St. George’s, also known as the Town of Saint George or Saint George’s Town, is the first permanent English settlement on the islands of Bermuda.
It definitely is the place where the whole story about Bermuda began, with Bermuda’s first people who were shipwrecked survivors of the Jamestown bound Sea Venture. This happened in 1609, when they were caught upon Bermuda’s treacherous reefs, and began building two new ships.
The people who decided to stay behind officially settle St. George’s in 1612, making it the capital of the islands until 1815. Built in accordance with the advance from that time, the lanes in the town are wide enough just for horses and carriages.
The narrow roads still retain their original names, some with reference to local characters and activities such as Aunt Peggy’s Lane or Printers Alley. Aunt Peggy by the way was a slave who lived for long and was known to keep a watch on the town as she sat by the window of her house and chatted freely to all those who passed by.
Nonetheless, its importance was great during the American War of Independence, when the locals helped the Americans to get the gunpowder from a St. George’s magazine which supplied the forts around the city. The city center of St. George’s is King’s Square, where reenactments from 17th century are held throughout the year. Not just that, the whole city is covered with history.
There is the old Saint Peter’s Church, which is in fact the oldest surviving Anglican and oldest continuously occupied Protestant church in the Western hemisphere, the State House, Tucker House and many more.
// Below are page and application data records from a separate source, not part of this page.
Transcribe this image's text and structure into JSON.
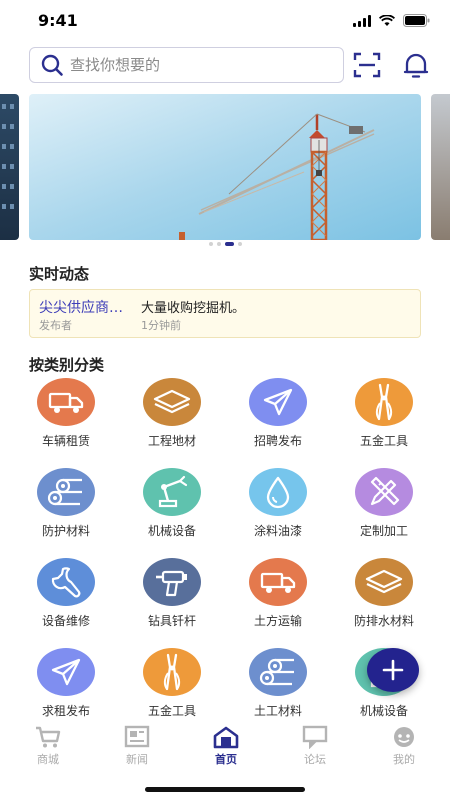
{
  "status_bar": {
    "time": "9:41"
  },
  "search": {
    "placeholder": "查找你想要的"
  },
  "banner": {
    "slide_count": 4,
    "active_slide": 3
  },
  "realtime": {
    "title": "实时动态",
    "publisher": "尖尖供应商…",
    "role": "发布者",
    "content": "大量收购挖掘机。",
    "time": "1分钟前"
  },
  "categories": {
    "title": "按类别分类",
    "items": [
      {
        "label": "车辆租赁",
        "icon": "truck-icon",
        "color": "#e4794d"
      },
      {
        "label": "工程地材",
        "icon": "layers-icon",
        "color": "#c9873b"
      },
      {
        "label": "招聘发布",
        "icon": "paper-plane-icon",
        "color": "#7f8ef0"
      },
      {
        "label": "五金工具",
        "icon": "pliers-icon",
        "color": "#ee9a3a"
      },
      {
        "label": "防护材料",
        "icon": "pipes-icon",
        "color": "#6d8fce"
      },
      {
        "label": "机械设备",
        "icon": "robot-arm-icon",
        "color": "#5fc2ae"
      },
      {
        "label": "涂料油漆",
        "icon": "drop-icon",
        "color": "#76c5ec"
      },
      {
        "label": "定制加工",
        "icon": "pencil-ruler-icon",
        "color": "#b58be0"
      },
      {
        "label": "设备维修",
        "icon": "wrench-icon",
        "color": "#5e8ed9"
      },
      {
        "label": "钻具钎杆",
        "icon": "drill-icon",
        "color": "#586f9b"
      },
      {
        "label": "土方运输",
        "icon": "truck-icon",
        "color": "#e4794d"
      },
      {
        "label": "防排水材料",
        "icon": "layers-icon",
        "color": "#c9873b"
      },
      {
        "label": "求租发布",
        "icon": "paper-plane-icon",
        "color": "#7f8ef0"
      },
      {
        "label": "五金工具",
        "icon": "pliers-icon",
        "color": "#ee9a3a"
      },
      {
        "label": "土工材料",
        "icon": "pipes-icon",
        "color": "#6d8fce"
      },
      {
        "label": "机械设备",
        "icon": "robot-arm-icon",
        "color": "#5fc2ae"
      }
    ]
  },
  "fab": {
    "label": "+"
  },
  "tabbar": {
    "items": [
      {
        "label": "商城",
        "icon": "cart-icon"
      },
      {
        "label": "新闻",
        "icon": "news-icon"
      },
      {
        "label": "首页",
        "icon": "home-icon",
        "active": true
      },
      {
        "label": "论坛",
        "icon": "chat-icon"
      },
      {
        "label": "我的",
        "icon": "user-icon"
      }
    ]
  },
  "colors": {
    "accent": "#2b2f8f",
    "fab": "#23238e",
    "notice_bg": "#fffbea"
  }
}
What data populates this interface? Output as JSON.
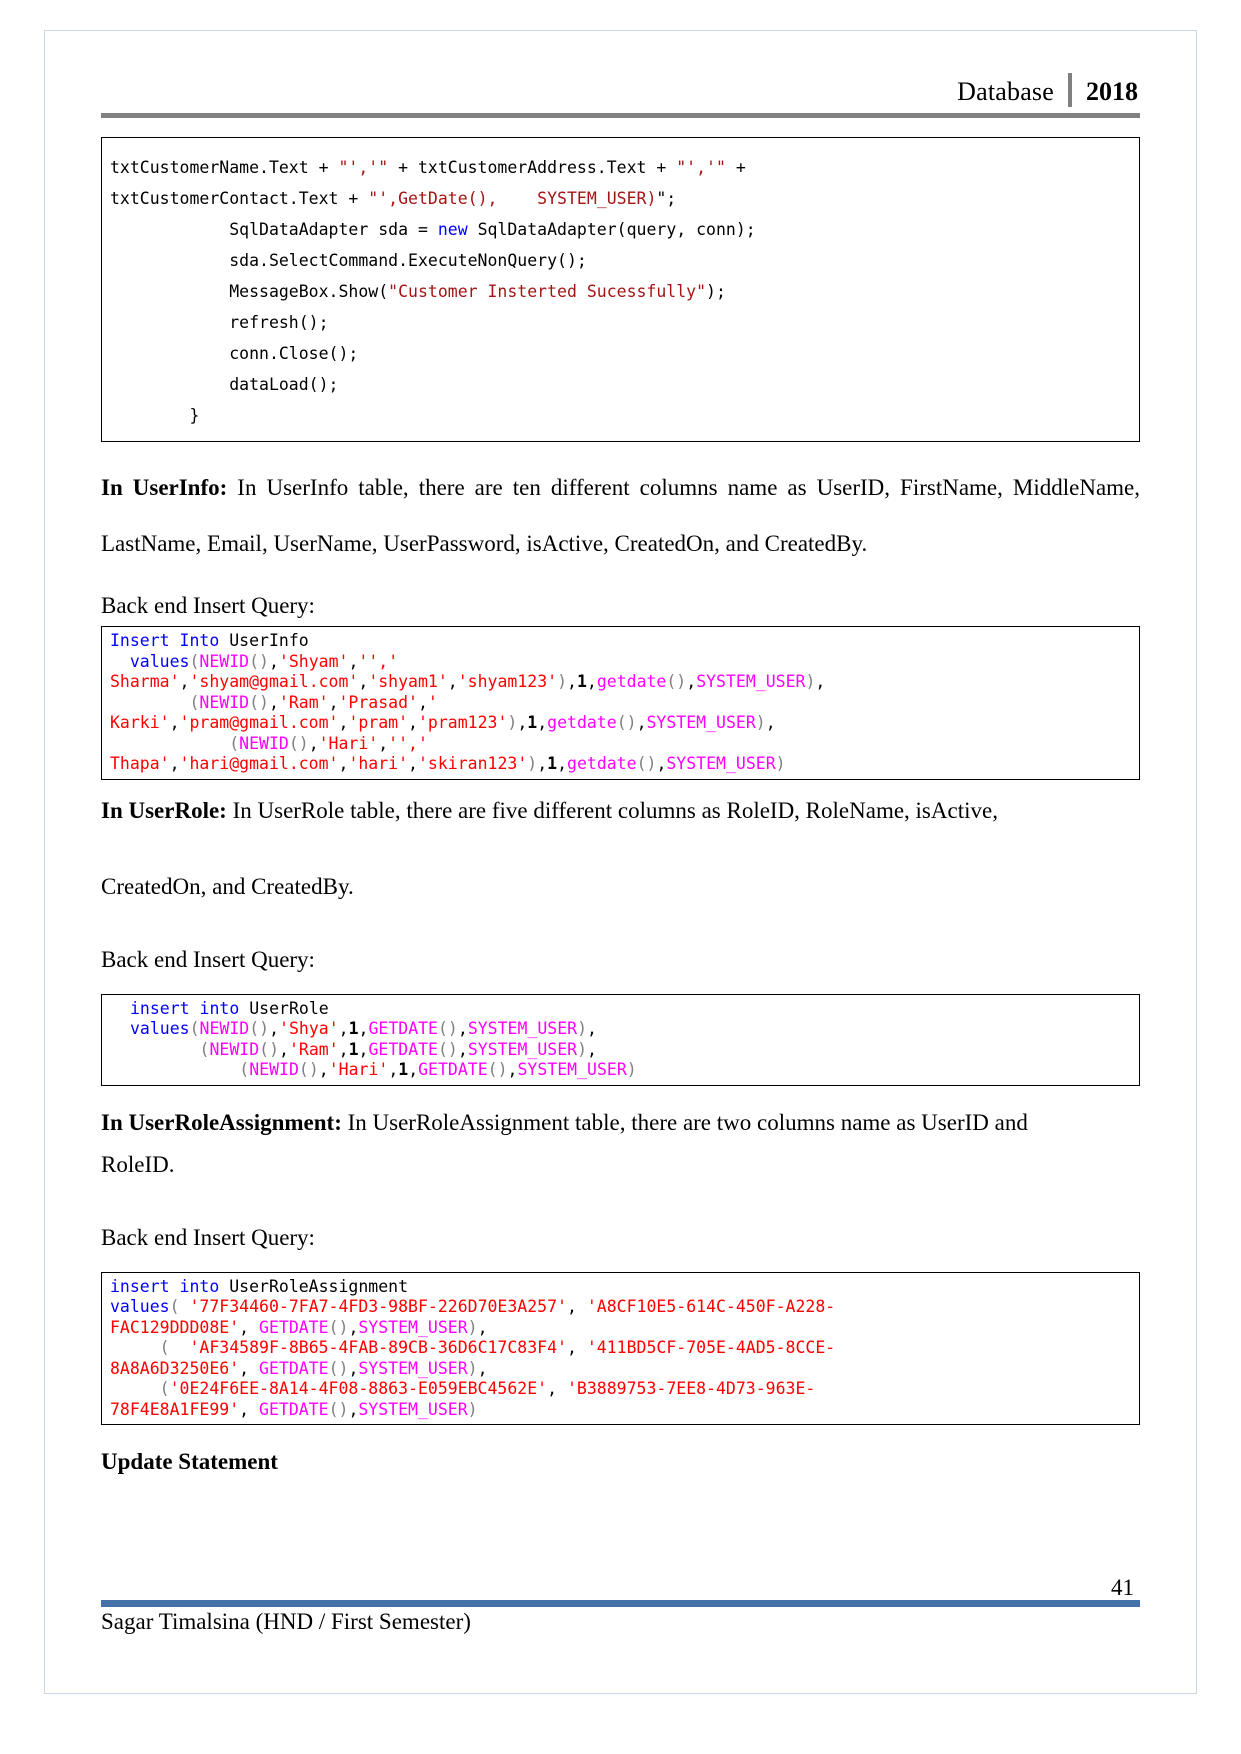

As an outstanding example of the earliest English urban settlement in the New World, together with the fortifications which illustrate the development of English military engineering, it has been put on the UNESCO’s World Heritage List in 2000. Nowadays, many tourists, mostly Americans and British are visiting this historic city which in fact still has its importance as it had in the past.